Getting it done with “dodgy” conditions, Michael Rutter rode out to a commanding lead on his Segway MotoCzysz E1pc, and never looked back. Posting 126 mph at the Sulby Straight speed trap, Rutter made good time over the mountain, and set an official 100+ mph lap for electrics at the Isle of Man TT, with an average speed of 104.056 mph.

IOMTT: Rutter Posts Unofficial TT Zero 100+ MPH Lap

06/04/2012 @ 9:24 am, by Jensen Beeler19 COMMENTS

With Sunday’s session cancelled on the account of rain, today’s combined practice/qualifying session for the 2012 SES TT Zero started under ideal conditions. With over 10 bikes starting from Glencrutchery Road, it was Michael Rutter on the 2012 MotoCzysz E1pc who lead the field from the line to the finish — setting in the process the first 100+ mph lap for the electrics on the Mountain course, albeit unofficially.
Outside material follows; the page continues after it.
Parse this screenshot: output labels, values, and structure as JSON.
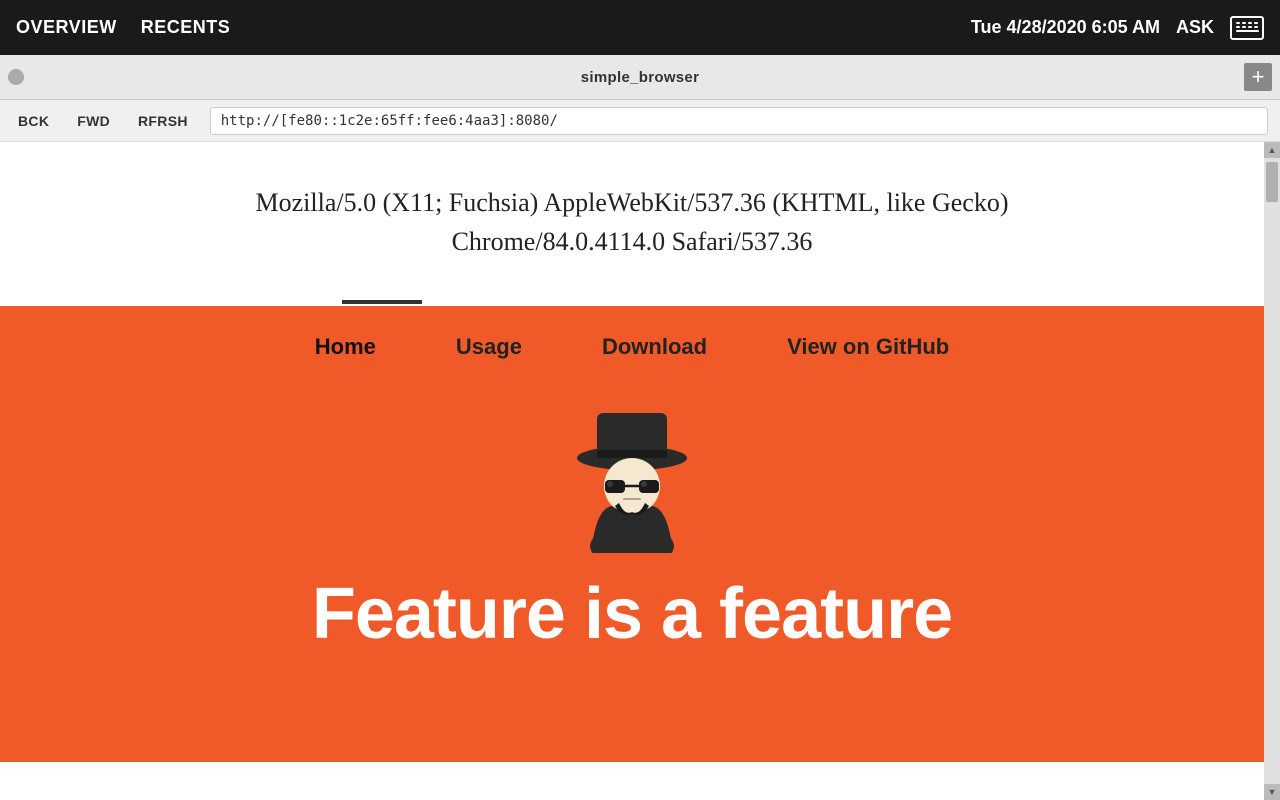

Despite Rutter also posting a very impressive 153.200 mph trap speed at Sulby, for at least several more days the £10,000 bounty the Isle of Man government has put on the 100 mph barrier will stay in the island’s coffers, as the average lap speed has to be set during official timing, i.e. during a race lap.